→ **WHAT YOU WILL DO**:
Your answer must be the full listing below, restated word for word, with no pictures in it.

→ **GIVEN INFORMATION**:
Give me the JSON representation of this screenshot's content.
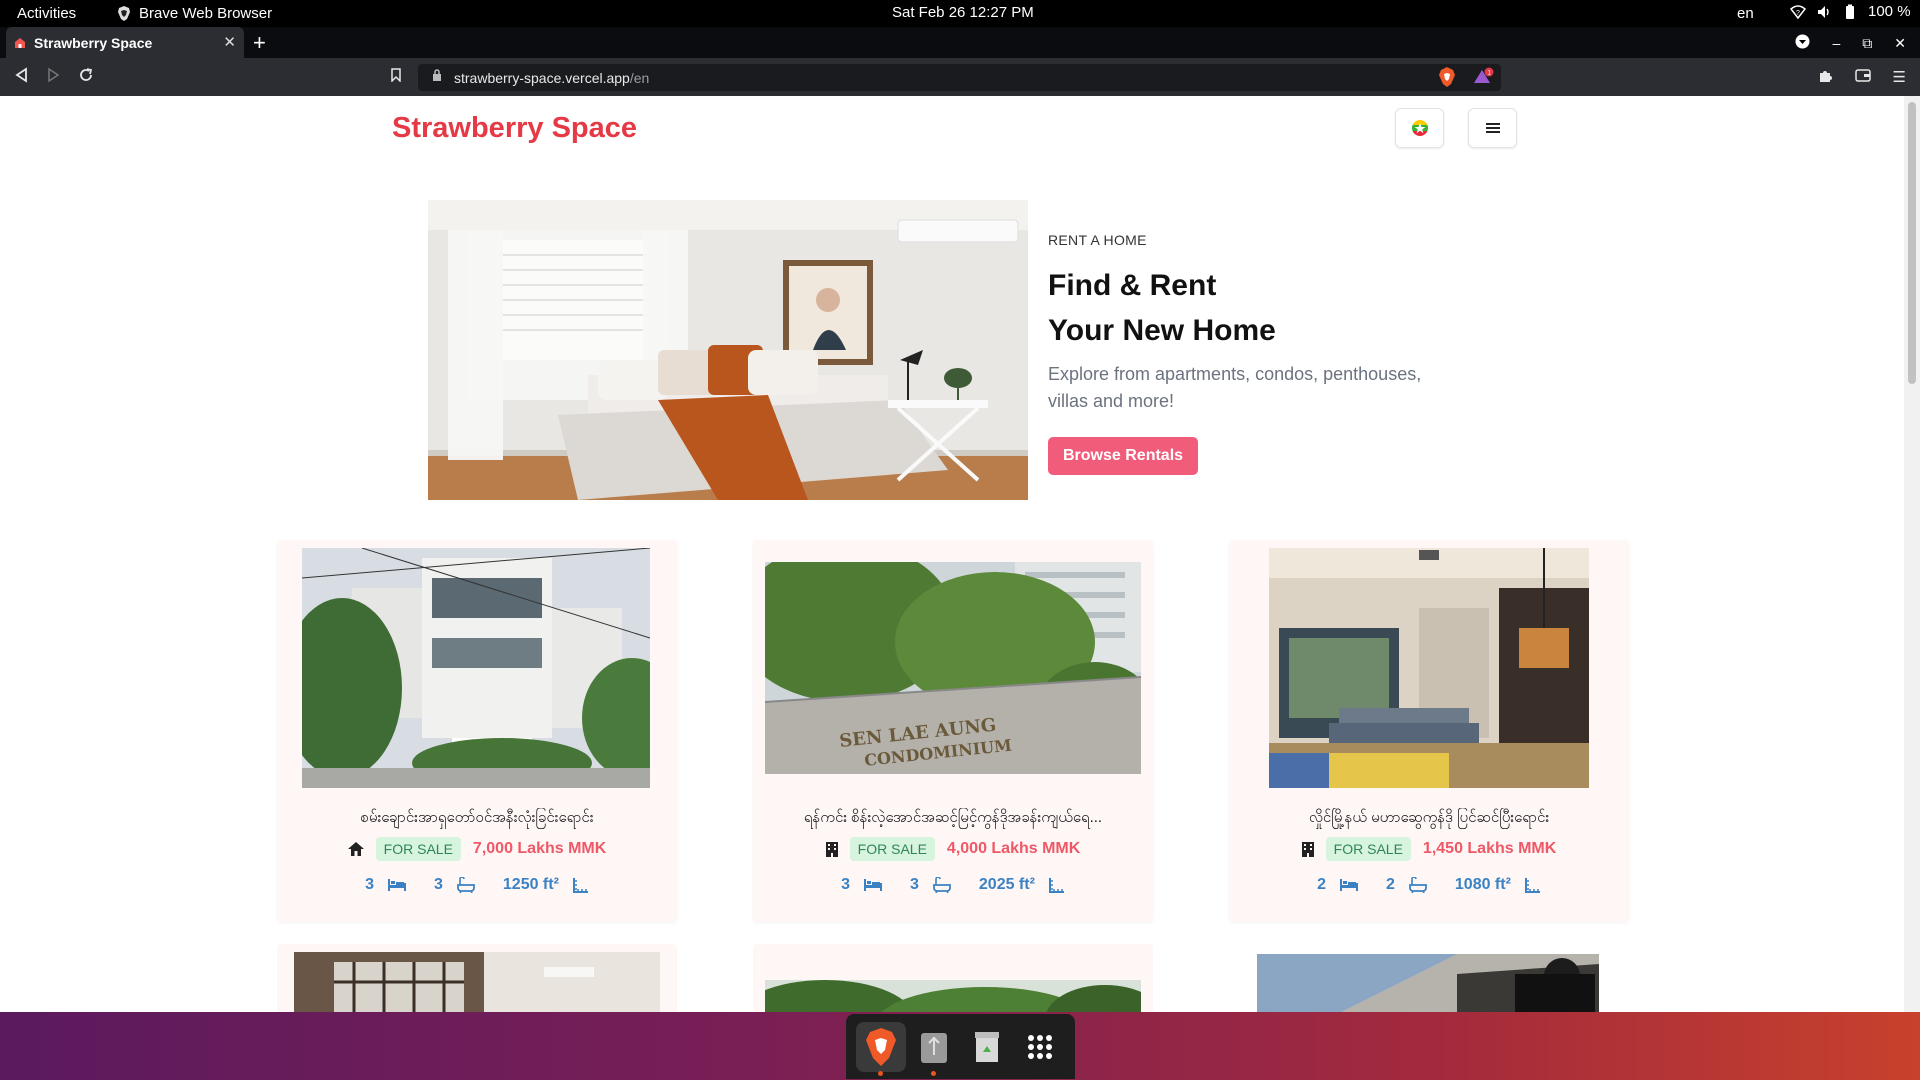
{
  "system_bar": {
    "activities": "Activities",
    "app_name": "Brave Web Browser",
    "clock": "Sat Feb 26  12:27 PM",
    "lang": "en",
    "battery": "100 %"
  },
  "browser": {
    "tab_title": "Strawberry Space",
    "url_host": "strawberry-space.vercel.app",
    "url_path": "/en"
  },
  "header": {
    "logo": "Strawberry Space"
  },
  "hero": {
    "kicker": "RENT A HOME",
    "title_line1": "Find & Rent",
    "title_line2": "Your New Home",
    "description": "Explore from apartments, condos, penthouses, villas and more!",
    "button": "Browse Rentals"
  },
  "listings": [
    {
      "title": "စမ်းချောင်းအာရှတော်ဝင်အနီးလုံးခြင်းရောင်း",
      "type_icon": "house-icon",
      "badge": "FOR SALE",
      "price": "7,000 Lakhs MMK",
      "beds": "3",
      "baths": "3",
      "area": "1250 ft²"
    },
    {
      "title": "ရန်ကင်း စိန်းလဲ့အောင်အဆင့်မြင့်ကွန်ဒိုအခန်းကျယ်ရေ...",
      "type_icon": "building-icon",
      "badge": "FOR SALE",
      "price": "4,000 Lakhs MMK",
      "beds": "3",
      "baths": "3",
      "area": "2025 ft²"
    },
    {
      "title": "လှိုင်မြို့နယ် မဟာဆွေကွန်ဒို ပြင်ဆင်ပြီးရောင်း",
      "type_icon": "building-icon",
      "badge": "FOR SALE",
      "price": "1,450 Lakhs MMK",
      "beds": "2",
      "baths": "2",
      "area": "1080 ft²"
    }
  ],
  "colors": {
    "brand": "#e53945",
    "button": "#f25c7b",
    "badge_bg": "#d7f4df",
    "price": "#ef5866",
    "stat": "#3b82c4"
  }
}
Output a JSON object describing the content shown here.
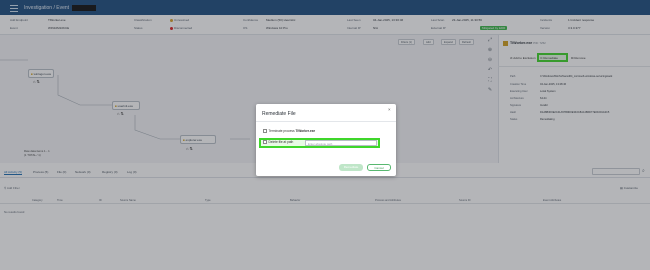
{
  "header": {
    "title": "Investigation / Event"
  },
  "meta": {
    "c1": [
      "Add Endpoint",
      "Event"
    ],
    "c2": [
      "TiWorker.exe",
      "WIN10M10KCE"
    ],
    "c3": [
      "Classification",
      "Status"
    ],
    "c4": [
      "Unresolved",
      "Disconnected"
    ],
    "c5": [
      "Confidence",
      "OS"
    ],
    "c6": [
      "Medium (50) Heuristic",
      "Windows 10 Pro"
    ],
    "c7": [
      "Last Seen",
      "Internal IP"
    ],
    "c8": [
      "04-Jan-2025, 13:30:46",
      "N/A"
    ],
    "c9": [
      "Last Scan",
      "External IP"
    ],
    "c10": [
      "23-Jan-2025, 11:30:56",
      "External IP"
    ],
    "c11": [
      "Incidents",
      "Version"
    ],
    "c12": [
      "1 Incident response",
      "3.3.0.377"
    ],
    "tag": "Mitigated by EDR"
  },
  "graph": {
    "nodes": [
      "winlogon.exe",
      "userinit.exe",
      "explorer.exe"
    ],
    "filters": [
      "Filters (1)",
      "Add",
      "Expand",
      "Refresh"
    ],
    "raw_info": [
      "Raw data items 1 - 1",
      "(1 TOTAL / 1)"
    ],
    "tools": [
      "⤢",
      "⊕",
      "⊖",
      "↶",
      "⛶",
      "✎"
    ]
  },
  "panel": {
    "title": "TiWorker.exe",
    "title_suffix": "PID: 7252",
    "add_exclusion": "Add to Exclusion",
    "remediate": "Remediate",
    "remove": "Remove",
    "rows": [
      [
        "Path",
        "C:\\Windows\\WinSxS\\amd64_microsoft-windows-servicingstack"
      ],
      [
        "Creation Time",
        "04-Jan-2025, 13:28:46"
      ],
      [
        "Executing User",
        "Local System"
      ],
      [
        "Architecture",
        "64-bit"
      ],
      [
        "Signature",
        "Invalid"
      ],
      [
        "Hash",
        "D1A8B3F0E2C41A57B9D0E3F2C8A14B6D77E0F291A3C5"
      ],
      [
        "Status",
        "Remediating"
      ]
    ]
  },
  "tabs": [
    "All Activity (5)",
    "Process (5)",
    "File (0)",
    "Network (0)",
    "Registry (0)",
    "Log (0)"
  ],
  "table": {
    "filter_label": "Add Filter",
    "customize": "Customize",
    "columns": [
      "Category",
      "Time",
      "ID",
      "Source Name",
      "Type",
      "Behavior",
      "Process and Attributes",
      "Source ID",
      "Event Attributes"
    ],
    "empty": "No results found"
  },
  "modal": {
    "title": "Remediate File",
    "opt1": "Terminate process",
    "opt1_proc": "TiWorker.exe",
    "opt2": "Delete file at path",
    "path_placeholder": "Enter absolute path",
    "remediate_btn": "Remediate",
    "cancel_btn": "Cancel",
    "accent": "#3fd62a"
  }
}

→ **ANSWER BOX**:
Give me the JSON representation of this screenshot's content.
{
  "system_bar": {
    "activities": "Activities",
    "app_name": "Brave Web Browser",
    "clock": "Sat Feb 26  12:27 PM",
    "lang": "en",
    "battery": "100 %"
  },
  "browser": {
    "tab_title": "Strawberry Space",
    "url_host": "strawberry-space.vercel.app",
    "url_path": "/en"
  },
  "header": {
    "logo": "Strawberry Space"
  },
  "hero": {
    "kicker": "RENT A HOME",
    "title_line1": "Find & Rent",
    "title_line2": "Your New Home",
    "description": "Explore from apartments, condos, penthouses, villas and more!",
    "button": "Browse Rentals"
  },
  "listings": [
    {
      "title": "စမ်းချောင်းအာရှတော်ဝင်အနီးလုံးခြင်းရောင်း",
      "type_icon": "house-icon",
      "badge": "FOR SALE",
      "price": "7,000 Lakhs MMK",
      "beds": "3",
      "baths": "3",
      "area": "1250 ft²"
    },
    {
      "title": "ရန်ကင်း စိန်းလဲ့အောင်အဆင့်မြင့်ကွန်ဒိုအခန်းကျယ်ရေ...",
      "type_icon": "building-icon",
      "badge": "FOR SALE",
      "price": "4,000 Lakhs MMK",
      "beds": "3",
      "baths": "3",
      "area": "2025 ft²"
    },
    {
      "title": "လှိုင်မြို့နယ် မဟာဆွေကွန်ဒို ပြင်ဆင်ပြီးရောင်း",
      "type_icon": "building-icon",
      "badge": "FOR SALE",
      "price": "1,450 Lakhs MMK",
      "beds": "2",
      "baths": "2",
      "area": "1080 ft²"
    }
  ],
  "colors": {
    "brand": "#e53945",
    "button": "#f25c7b",
    "badge_bg": "#d7f4df",
    "price": "#ef5866",
    "stat": "#3b82c4"
  }
}
Output a JSON object describing the content shown here.
{
  "header": {
    "title": "Investigation / Event"
  },
  "meta": {
    "c1": [
      "Add Endpoint",
      "Event"
    ],
    "c2": [
      "TiWorker.exe",
      "WIN10M10KCE"
    ],
    "c3": [
      "Classification",
      "Status"
    ],
    "c4": [
      "Unresolved",
      "Disconnected"
    ],
    "c5": [
      "Confidence",
      "OS"
    ],
    "c6": [
      "Medium (50) Heuristic",
      "Windows 10 Pro"
    ],
    "c7": [
      "Last Seen",
      "Internal IP"
    ],
    "c8": [
      "04-Jan-2025, 13:30:46",
      "N/A"
    ],
    "c9": [
      "Last Scan",
      "External IP"
    ],
    "c10": [
      "23-Jan-2025, 11:30:56",
      "External IP"
    ],
    "c11": [
      "Incidents",
      "Version"
    ],
    "c12": [
      "1 Incident response",
      "3.3.0.377"
    ],
    "tag": "Mitigated by EDR"
  },
  "graph": {
    "nodes": [
      "winlogon.exe",
      "userinit.exe",
      "explorer.exe"
    ],
    "filters": [
      "Filters (1)",
      "Add",
      "Expand",
      "Refresh"
    ],
    "raw_info": [
      "Raw data items 1 - 1",
      "(1 TOTAL / 1)"
    ],
    "tools": [
      "⤢",
      "⊕",
      "⊖",
      "↶",
      "⛶",
      "✎"
    ]
  },
  "panel": {
    "title": "TiWorker.exe",
    "title_suffix": "PID: 7252",
    "add_exclusion": "Add to Exclusion",
    "remediate": "Remediate",
    "remove": "Remove",
    "rows": [
      [
        "Path",
        "C:\\Windows\\WinSxS\\amd64_microsoft-windows-servicingstack"
      ],
      [
        "Creation Time",
        "04-Jan-2025, 13:28:46"
      ],
      [
        "Executing User",
        "Local System"
      ],
      [
        "Architecture",
        "64-bit"
      ],
      [
        "Signature",
        "Invalid"
      ],
      [
        "Hash",
        "D1A8B3F0E2C41A57B9D0E3F2C8A14B6D77E0F291A3C5"
      ],
      [
        "Status",
        "Remediating"
      ]
    ]
  },
  "tabs": [
    "All Activity (5)",
    "Process (5)",
    "File (0)",
    "Network (0)",
    "Registry (0)",
    "Log (0)"
  ],
  "table": {
    "filter_label": "Add Filter",
    "customize": "Customize",
    "columns": [
      "Category",
      "Time",
      "ID",
      "Source Name",
      "Type",
      "Behavior",
      "Process and Attributes",
      "Source ID",
      "Event Attributes"
    ],
    "empty": "No results found"
  },
  "modal": {
    "title": "Remediate File",
    "opt1": "Terminate process",
    "opt1_proc": "TiWorker.exe",
    "opt2": "Delete file at path",
    "path_placeholder": "Enter absolute path",
    "remediate_btn": "Remediate",
    "cancel_btn": "Cancel",
    "accent": "#3fd62a"
  }
}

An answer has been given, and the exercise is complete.